The Quebec government is defending its environmental credentials after making back-to-back announcements this week that appeared to contradict its climate change goals.
A day after Quebec Premier Philippe Couillard inaugurated the most polluting factory in the province, two of his cabinet ministers defended the government's support for the facility and also announced plans to spend millions of dollars on other projects to reduce heat-trapping greenhouse gas emissions.
The new spending plans were unveiled at an international conference on food security and climate change in Quebec City.
They followed Couillard's announcement on Monday in eastern Quebec. The premier was at the opening of a cement factory in the town of Port-Daniel-Gascons in the Gaspé region. The facility's operations would generate an estimated 2.2 million tons of cement and 1.76 million tons of greenhouse gas emissions every year.
Despite opposition from environmental activists for several years, the province never asked its independent environmental hearings board — the Bureau d'audiences publiques sur l'environnement — to assess the Ciment McInnis cement factory and its impacts.
Quebec has committed to reducing its greenhouse gas emission by 20 per cent by 2020 compared to its 1990 level. The province has also set emissions targets for companies and created a carbon market, to be linked with Ontario and California. This market would allow companies to meet their targets by buying credits from others that reduce emissions with the prices linked to the supply and demand.
Adding to the controversy is a total of $350 million lent by the Parti Québecois Marois government in 2014 to Ciment McInnis through its investment branch, Investissement Québec.
The Liberal government pursued the project and has defended the loan, denying that it was a subsidy while noting that it would create 400 jobs.
On Tuesday in Quebec City, two Montreal-area ministers — Economy, Science and Innovation Minister Dominique Anglade and International Relations Minister Christine St-Pierre announced that the government was setting aside $12.5 million in investments for new clean technology projects in the agricultural and agrifood sector, a key source of rising greenhouse gases around the world.

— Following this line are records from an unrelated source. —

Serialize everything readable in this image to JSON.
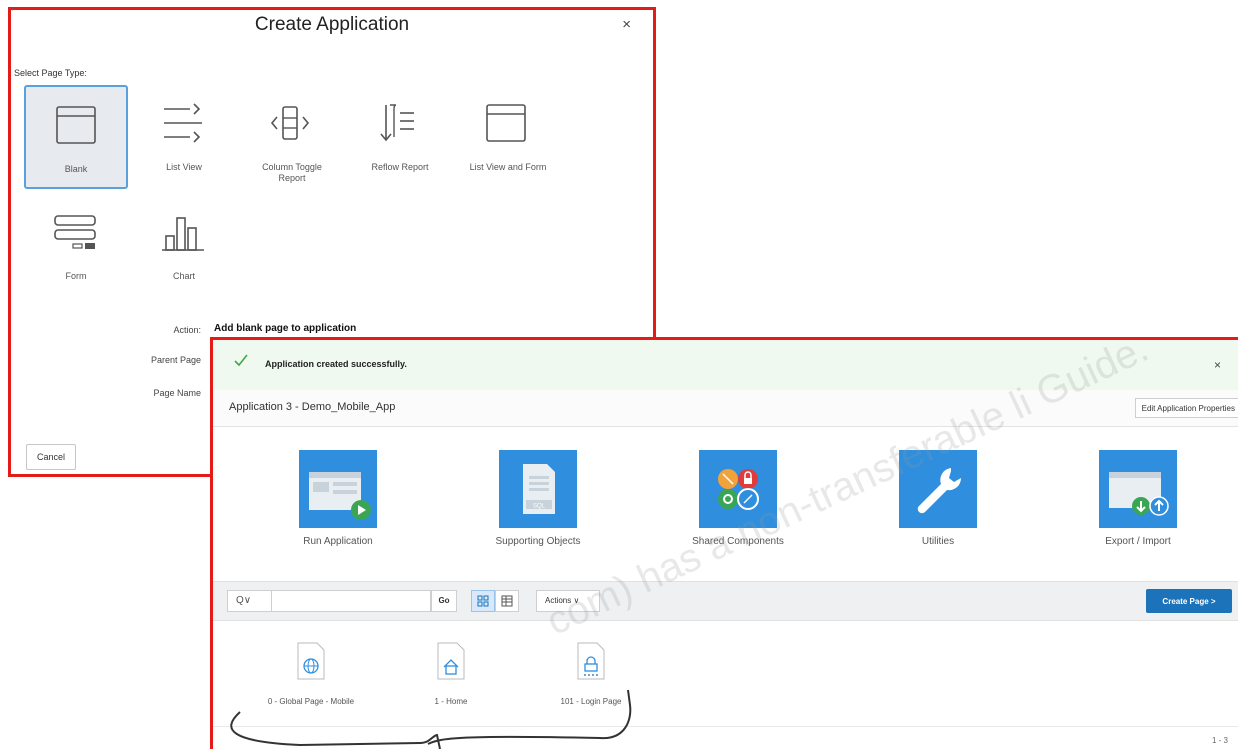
{
  "dialog": {
    "title": "Create Application",
    "close": "×",
    "select_label": "Select Page Type:",
    "page_types": [
      {
        "label": "Blank"
      },
      {
        "label": "List View"
      },
      {
        "label": "Column Toggle Report"
      },
      {
        "label": "Reflow Report"
      },
      {
        "label": "List View and Form"
      },
      {
        "label": "Form"
      },
      {
        "label": "Chart"
      }
    ],
    "action_label": "Action:",
    "action_value": "Add blank page to application",
    "parent_page_label": "Parent Page",
    "page_name_label": "Page Name",
    "cancel": "Cancel"
  },
  "apphome": {
    "success_message": "Application created successfully.",
    "close": "×",
    "app_title": "Application 3 - Demo_Mobile_App",
    "edit_properties": "Edit Application Properties",
    "tiles": [
      {
        "label": "Run Application"
      },
      {
        "label": "Supporting Objects"
      },
      {
        "label": "Shared Components"
      },
      {
        "label": "Utilities"
      },
      {
        "label": "Export / Import"
      }
    ],
    "toolbar": {
      "search_menu": "Q∨",
      "search_value": "",
      "go": "Go",
      "actions": "Actions ∨",
      "create_page": "Create Page >"
    },
    "pages": [
      {
        "label": "0 - Global Page - Mobile"
      },
      {
        "label": "1 - Home"
      },
      {
        "label": "101 - Login Page"
      }
    ],
    "pagination": "1 - 3",
    "accent": "#2f8fde"
  },
  "watermark": "com) has a non-transferable li    Guide."
}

The money would be taken from the province's dedicated green fund — Fonds Verts — until 2020.
When asked by National Observer at the press conference if the endorsement of the factory was consistent with the government's climate change goals, the ministers touted advanced technologies to be deployed at the factory.
“I’d like to note that in this domain, (the cement factory) is very innovative in its fight against greenhouse gas emissions. Clearly, because (they’re making) tons of cement, it (produces) an important amount of greenhouse gas emissions,” said Anglade. "Yesterday, during our meeting with the company, they told us about the process they will put in place in the next years to reduce their carbon footprint. And the fact they have to respect the carbon market, they have an incentive to find these processes rightly so.”
Anglade added this was how the government envisioned its environmental strategy.
“We always need to find a balance but at least, in the processes used, they are the ones that are the most innovative and release the less greenhouse gas emissions in the (cement) sector,” she said.
St-Pierre also noted that the project was already in the works when the Liberals were elected in 2014.
“The project was already on the table when we got to the government and the region needs jobs… The premier also said we would meet our 2020 (GHG) targets,” she said.